● Source data:
-*-

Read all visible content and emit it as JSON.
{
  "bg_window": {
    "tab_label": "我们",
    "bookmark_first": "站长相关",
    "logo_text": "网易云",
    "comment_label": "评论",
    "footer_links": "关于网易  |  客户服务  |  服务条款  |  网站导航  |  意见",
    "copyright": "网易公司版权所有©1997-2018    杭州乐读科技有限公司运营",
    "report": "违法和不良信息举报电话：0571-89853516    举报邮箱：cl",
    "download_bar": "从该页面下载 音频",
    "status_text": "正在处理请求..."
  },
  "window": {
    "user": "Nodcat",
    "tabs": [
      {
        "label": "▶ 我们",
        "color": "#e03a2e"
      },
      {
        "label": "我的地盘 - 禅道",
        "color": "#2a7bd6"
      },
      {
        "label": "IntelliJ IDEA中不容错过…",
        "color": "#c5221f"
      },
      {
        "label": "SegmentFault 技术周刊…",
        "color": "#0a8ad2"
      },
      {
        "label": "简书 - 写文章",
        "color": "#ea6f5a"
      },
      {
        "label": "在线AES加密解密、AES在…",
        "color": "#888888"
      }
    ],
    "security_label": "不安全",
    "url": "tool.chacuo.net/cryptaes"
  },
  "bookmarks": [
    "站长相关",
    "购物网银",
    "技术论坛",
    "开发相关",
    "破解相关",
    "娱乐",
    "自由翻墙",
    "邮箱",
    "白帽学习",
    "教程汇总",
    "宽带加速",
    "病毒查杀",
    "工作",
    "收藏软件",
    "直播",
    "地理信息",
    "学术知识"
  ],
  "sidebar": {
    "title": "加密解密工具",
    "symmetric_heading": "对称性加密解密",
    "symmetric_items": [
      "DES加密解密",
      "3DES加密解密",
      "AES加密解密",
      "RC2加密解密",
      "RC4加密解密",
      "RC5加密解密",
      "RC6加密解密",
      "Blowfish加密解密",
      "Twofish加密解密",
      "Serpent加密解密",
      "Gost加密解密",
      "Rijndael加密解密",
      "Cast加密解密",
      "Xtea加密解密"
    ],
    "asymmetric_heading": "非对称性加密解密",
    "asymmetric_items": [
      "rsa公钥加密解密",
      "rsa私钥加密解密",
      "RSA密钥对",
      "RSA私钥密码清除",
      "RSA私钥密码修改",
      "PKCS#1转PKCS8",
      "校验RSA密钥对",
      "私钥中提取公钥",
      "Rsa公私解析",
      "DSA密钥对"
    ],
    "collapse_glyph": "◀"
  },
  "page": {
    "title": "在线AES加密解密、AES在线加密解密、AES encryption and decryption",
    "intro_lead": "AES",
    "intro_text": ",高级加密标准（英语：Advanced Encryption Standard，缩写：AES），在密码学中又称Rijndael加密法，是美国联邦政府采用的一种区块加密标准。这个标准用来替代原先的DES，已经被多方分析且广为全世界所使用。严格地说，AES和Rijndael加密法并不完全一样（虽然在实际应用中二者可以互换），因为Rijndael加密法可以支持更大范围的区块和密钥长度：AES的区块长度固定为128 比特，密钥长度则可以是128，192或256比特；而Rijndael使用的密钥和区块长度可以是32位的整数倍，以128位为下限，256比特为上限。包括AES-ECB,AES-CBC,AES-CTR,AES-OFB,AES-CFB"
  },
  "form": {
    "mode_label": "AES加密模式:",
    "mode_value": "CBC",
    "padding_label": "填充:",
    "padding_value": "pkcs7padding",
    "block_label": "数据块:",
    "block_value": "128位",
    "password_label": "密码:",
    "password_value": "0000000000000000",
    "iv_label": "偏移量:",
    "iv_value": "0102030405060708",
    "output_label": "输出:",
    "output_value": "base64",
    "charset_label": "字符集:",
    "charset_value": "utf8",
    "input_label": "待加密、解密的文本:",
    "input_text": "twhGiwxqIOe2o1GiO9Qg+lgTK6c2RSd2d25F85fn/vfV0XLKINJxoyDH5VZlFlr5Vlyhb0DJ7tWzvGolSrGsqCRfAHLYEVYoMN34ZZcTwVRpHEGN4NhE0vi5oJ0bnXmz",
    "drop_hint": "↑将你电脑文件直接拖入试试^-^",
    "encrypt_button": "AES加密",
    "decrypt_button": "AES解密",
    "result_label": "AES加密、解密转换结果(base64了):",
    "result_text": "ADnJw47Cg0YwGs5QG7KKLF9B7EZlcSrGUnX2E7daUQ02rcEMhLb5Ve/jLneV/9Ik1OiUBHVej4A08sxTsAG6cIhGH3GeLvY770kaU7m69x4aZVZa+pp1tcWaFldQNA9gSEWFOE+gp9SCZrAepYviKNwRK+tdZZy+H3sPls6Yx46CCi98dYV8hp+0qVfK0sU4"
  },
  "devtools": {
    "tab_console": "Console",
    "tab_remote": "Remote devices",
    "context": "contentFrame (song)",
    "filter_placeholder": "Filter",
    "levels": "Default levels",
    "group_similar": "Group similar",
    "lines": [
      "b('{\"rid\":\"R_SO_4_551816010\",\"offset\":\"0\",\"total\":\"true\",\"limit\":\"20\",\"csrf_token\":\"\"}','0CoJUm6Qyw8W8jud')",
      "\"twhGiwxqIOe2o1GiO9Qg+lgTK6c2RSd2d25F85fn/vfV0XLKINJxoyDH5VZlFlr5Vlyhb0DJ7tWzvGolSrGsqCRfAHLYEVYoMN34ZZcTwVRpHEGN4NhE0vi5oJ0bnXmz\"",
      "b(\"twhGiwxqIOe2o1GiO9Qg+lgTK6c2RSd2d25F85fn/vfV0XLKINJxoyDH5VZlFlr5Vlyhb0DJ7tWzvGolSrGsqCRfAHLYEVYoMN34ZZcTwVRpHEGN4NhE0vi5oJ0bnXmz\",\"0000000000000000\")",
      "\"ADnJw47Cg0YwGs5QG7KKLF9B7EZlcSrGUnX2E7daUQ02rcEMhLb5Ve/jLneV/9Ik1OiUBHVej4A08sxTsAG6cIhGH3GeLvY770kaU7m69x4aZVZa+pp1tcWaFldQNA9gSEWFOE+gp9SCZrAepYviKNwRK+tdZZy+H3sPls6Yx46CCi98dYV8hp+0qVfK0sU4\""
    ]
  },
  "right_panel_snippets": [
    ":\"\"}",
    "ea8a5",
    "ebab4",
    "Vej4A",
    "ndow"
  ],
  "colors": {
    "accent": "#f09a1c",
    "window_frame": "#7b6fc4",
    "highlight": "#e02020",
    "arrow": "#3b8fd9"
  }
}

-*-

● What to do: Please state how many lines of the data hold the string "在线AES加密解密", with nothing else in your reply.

● Written answer: 2